If you haven’t read it yet, do yourself a favour. You can click here to get a copy of The End of Australia today.

Here’s an edited excerpt of what Vern wrote to subscribers of The Gowdie Letter on Friday:

The following chart is all you need to know on how the positive GDP numbers have been achieved in recent decades. The pause in the trajectory of global debt — between 2008 and 2011 — was what created the greatest economic crisis since 1929.



chart image

Source: Business Insider
Click to enlarge

What’s going to happen when that ascending line starts arcing downwards?

Whether they realise it or not, in forecasting ‘stronger’ growth, global business leaders are really saying that debt accumulation can continue, not only unchecked, but at a greater pace.

How can that be in a world where interest rates are supposedly on the increase (making the cost of debt more expensive) and global competition is suppressing wages growth?

Something doesn’t add up.

But that’s what it’s like at every euphoric market top…logic is abandoned…

Those who’ve been around long enough know the current situation is highly unstable and is destined to end very badly…

Markets crash because they are fundamentally unstable.

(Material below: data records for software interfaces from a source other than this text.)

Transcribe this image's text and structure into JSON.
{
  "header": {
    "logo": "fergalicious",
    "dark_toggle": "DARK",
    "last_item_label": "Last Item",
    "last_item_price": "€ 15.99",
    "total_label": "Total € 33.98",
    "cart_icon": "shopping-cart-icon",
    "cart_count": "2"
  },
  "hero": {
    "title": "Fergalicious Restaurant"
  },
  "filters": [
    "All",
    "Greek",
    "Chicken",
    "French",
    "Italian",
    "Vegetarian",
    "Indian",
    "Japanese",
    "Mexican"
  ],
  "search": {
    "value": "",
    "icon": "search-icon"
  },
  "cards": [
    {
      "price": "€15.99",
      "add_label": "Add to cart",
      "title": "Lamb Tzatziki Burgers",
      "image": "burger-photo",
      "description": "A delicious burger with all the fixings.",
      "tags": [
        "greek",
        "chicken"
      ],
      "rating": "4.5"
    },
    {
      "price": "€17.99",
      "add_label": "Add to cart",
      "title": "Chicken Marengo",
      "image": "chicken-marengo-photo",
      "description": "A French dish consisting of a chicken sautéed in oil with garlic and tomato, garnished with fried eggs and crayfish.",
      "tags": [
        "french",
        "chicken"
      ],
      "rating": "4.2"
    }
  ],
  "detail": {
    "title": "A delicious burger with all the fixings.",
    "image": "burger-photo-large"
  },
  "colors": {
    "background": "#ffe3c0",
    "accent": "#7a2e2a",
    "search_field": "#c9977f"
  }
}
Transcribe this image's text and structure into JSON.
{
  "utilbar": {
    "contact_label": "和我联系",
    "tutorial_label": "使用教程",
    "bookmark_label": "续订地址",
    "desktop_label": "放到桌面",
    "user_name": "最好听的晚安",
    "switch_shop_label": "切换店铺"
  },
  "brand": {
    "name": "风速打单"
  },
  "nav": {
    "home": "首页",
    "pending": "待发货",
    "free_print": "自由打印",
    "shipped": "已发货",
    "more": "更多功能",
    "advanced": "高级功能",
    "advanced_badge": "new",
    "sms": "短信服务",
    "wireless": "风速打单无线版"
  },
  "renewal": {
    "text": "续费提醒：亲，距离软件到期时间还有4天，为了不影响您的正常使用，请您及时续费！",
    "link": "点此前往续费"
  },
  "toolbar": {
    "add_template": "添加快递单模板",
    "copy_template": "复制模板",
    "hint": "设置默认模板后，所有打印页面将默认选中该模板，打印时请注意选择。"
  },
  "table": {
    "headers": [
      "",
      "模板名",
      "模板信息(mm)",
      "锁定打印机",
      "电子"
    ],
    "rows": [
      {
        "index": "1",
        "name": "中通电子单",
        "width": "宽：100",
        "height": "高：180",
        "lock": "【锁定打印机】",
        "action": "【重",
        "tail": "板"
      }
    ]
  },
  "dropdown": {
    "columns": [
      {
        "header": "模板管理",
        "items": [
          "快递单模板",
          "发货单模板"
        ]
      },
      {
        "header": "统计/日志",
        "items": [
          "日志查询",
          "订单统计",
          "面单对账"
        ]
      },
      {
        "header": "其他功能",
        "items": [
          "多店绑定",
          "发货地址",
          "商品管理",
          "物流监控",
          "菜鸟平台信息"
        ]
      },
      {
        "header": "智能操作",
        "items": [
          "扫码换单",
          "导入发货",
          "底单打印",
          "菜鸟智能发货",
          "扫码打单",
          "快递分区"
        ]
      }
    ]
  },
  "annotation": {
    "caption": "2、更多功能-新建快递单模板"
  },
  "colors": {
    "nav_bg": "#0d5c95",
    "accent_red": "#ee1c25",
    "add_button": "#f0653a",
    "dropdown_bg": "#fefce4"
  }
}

And in the history of share markets, this is the most unstable market…ever…

The only way you’ll get a more unstable market, is if this one keeps on rising.

We are either at or very nearly at the peak of euphoria. The US market may well go higher…but this is pure emotion.

When the market does crash, Vern expects it to lose 60% or more in value. That kind of market rout will be devastating on almost everyone with an industry super fund. And it won’t bring any joy to casual investors either.

You can find Vern’s detailed analysis — along with five wealth protection steps you can take today — here.

A vicious feedback loop in the making

Strong economic news out of the US is widely credited with the recent falls in global stock markets.

‘Good news is bad news’ has become the new normal over the past decade. As you know, much of the global recovery was driven by central banks’ policies of record low interest rates and money printing.

Meaning debt.

Have another look at the global debt versus GDP chart above if you’re in any doubt.

With the US economy strengthening, interest rates are going up and the easy money days appear to be nearing an end. That reality has seen markets tumble.

But in a vicious feedback loop, the tumbling markets may in turn take the steam out of the Aussie economy.

The Australian economy is hugely dependent on its consumers. Consumer spending makes up roughly 60% of GDP.

With unemployment down to 5.5% and predicted to trend lower, consumer confidence levels in early January were at the highest levels in five years. Despite flat wages.

That’s good news for the Aussie economy. But the loss of tens of billions of dollars on the ASX may well shake that confidence.

As the AAP reports:

The Westpac-Melbourne Institute consumer sentiment report for February, which is due on Wednesday, will have been surveyed over the weekend.

“Sentiment is likely to be affected by increased financial market turbulence in recent weeks with a sharp sell-off in global equities,” Westpac economists say in their weekly outlook.

If consumers tighten their wallets as stocks are falling…look out below.

And finally, on a completely different note, if you thought crime was running rampant in Australia, you’ll want to read this…

In Today’s Australian Tribune: ‘New Data Trashes Need for Tougher Gun Laws

If you believe the mainstream media, Victoria is descending into crime fuelled chaos.

African youth gangs rule the night.

Muslim terrorists are poised to strike at any moment.

Ice-fuelled gun battles rage from Melbourne to Ballarat.

It makes for frightening headlines. Like this one from news.com, “Australia facing up to Christmas terror threat as country enters ‘peak season’”.

There’s just one problem. It’s not true…

If you’re fed up with sanitised, politically correct dogma cut and pasted from one mainstream source to another then The Australian Tribune is for you.

Sign up here to get The Australian Tribune delivered free to your inbox five days per week.

You can visit our website at https://www.theaustraliantribune.com.au/ to read the complete article above now.

Cheers,
Bernd